# REQUIRED WORK:
The answer is to be the full listing, unchanged in every line.

----------------------------------------

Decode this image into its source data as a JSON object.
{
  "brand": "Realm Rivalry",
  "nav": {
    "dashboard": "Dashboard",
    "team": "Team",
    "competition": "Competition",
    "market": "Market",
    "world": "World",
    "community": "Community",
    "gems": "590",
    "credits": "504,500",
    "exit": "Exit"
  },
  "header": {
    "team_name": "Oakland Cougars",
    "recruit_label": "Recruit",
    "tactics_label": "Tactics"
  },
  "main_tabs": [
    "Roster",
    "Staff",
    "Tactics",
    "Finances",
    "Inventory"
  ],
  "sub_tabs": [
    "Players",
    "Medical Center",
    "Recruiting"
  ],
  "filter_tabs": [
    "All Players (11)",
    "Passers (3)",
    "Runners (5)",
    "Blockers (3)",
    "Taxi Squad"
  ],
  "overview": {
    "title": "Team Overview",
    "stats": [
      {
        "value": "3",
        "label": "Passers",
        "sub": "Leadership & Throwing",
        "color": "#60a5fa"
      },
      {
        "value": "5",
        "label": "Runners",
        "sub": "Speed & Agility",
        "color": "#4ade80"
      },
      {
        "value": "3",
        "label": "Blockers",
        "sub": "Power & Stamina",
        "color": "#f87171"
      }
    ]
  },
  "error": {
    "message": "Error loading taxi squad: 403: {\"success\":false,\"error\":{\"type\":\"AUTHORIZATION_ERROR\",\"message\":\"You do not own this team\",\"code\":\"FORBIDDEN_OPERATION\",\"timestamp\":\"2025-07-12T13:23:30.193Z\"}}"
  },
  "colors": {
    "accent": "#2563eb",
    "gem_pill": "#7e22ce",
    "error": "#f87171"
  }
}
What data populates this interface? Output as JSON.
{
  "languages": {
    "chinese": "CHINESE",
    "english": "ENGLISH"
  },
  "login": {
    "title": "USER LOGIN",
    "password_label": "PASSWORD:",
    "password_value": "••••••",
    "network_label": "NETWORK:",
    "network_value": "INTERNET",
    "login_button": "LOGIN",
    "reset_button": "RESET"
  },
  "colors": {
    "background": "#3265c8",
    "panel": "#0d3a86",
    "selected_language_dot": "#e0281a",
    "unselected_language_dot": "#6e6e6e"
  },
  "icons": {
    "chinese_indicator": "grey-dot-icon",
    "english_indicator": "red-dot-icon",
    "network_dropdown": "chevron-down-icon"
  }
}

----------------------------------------

# YOUR RESPONSE:
Decode this image into its source data as a JSON object.
{
  "brand": "Realm Rivalry",
  "nav": {
    "dashboard": "Dashboard",
    "team": "Team",
    "competition": "Competition",
    "market": "Market",
    "world": "World",
    "community": "Community",
    "gems": "590",
    "credits": "504,500",
    "exit": "Exit"
  },
  "header": {
    "team_name": "Oakland Cougars",
    "recruit_label": "Recruit",
    "tactics_label": "Tactics"
  },
  "main_tabs": [
    "Roster",
    "Staff",
    "Tactics",
    "Finances",
    "Inventory"
  ],
  "sub_tabs": [
    "Players",
    "Medical Center",
    "Recruiting"
  ],
  "filter_tabs": [
    "All Players (11)",
    "Passers (3)",
    "Runners (5)",
    "Blockers (3)",
    "Taxi Squad"
  ],
  "overview": {
    "title": "Team Overview",
    "stats": [
      {
        "value": "3",
        "label": "Passers",
        "sub": "Leadership & Throwing",
        "color": "#60a5fa"
      },
      {
        "value": "5",
        "label": "Runners",
        "sub": "Speed & Agility",
        "color": "#4ade80"
      },
      {
        "value": "3",
        "label": "Blockers",
        "sub": "Power & Stamina",
        "color": "#f87171"
      }
    ]
  },
  "error": {
    "message": "Error loading taxi squad: 403: {\"success\":false,\"error\":{\"type\":\"AUTHORIZATION_ERROR\",\"message\":\"You do not own this team\",\"code\":\"FORBIDDEN_OPERATION\",\"timestamp\":\"2025-07-12T13:23:30.193Z\"}}"
  },
  "colors": {
    "accent": "#2563eb",
    "gem_pill": "#7e22ce",
    "error": "#f87171"
  }
}
What data populates this interface? Output as JSON.
{
  "languages": {
    "chinese": "CHINESE",
    "english": "ENGLISH"
  },
  "login": {
    "title": "USER LOGIN",
    "password_label": "PASSWORD:",
    "password_value": "••••••",
    "network_label": "NETWORK:",
    "network_value": "INTERNET",
    "login_button": "LOGIN",
    "reset_button": "RESET"
  },
  "colors": {
    "background": "#3265c8",
    "panel": "#0d3a86",
    "selected_language_dot": "#e0281a",
    "unselected_language_dot": "#6e6e6e"
  },
  "icons": {
    "chinese_indicator": "grey-dot-icon",
    "english_indicator": "red-dot-icon",
    "network_dropdown": "chevron-down-icon"
  }
}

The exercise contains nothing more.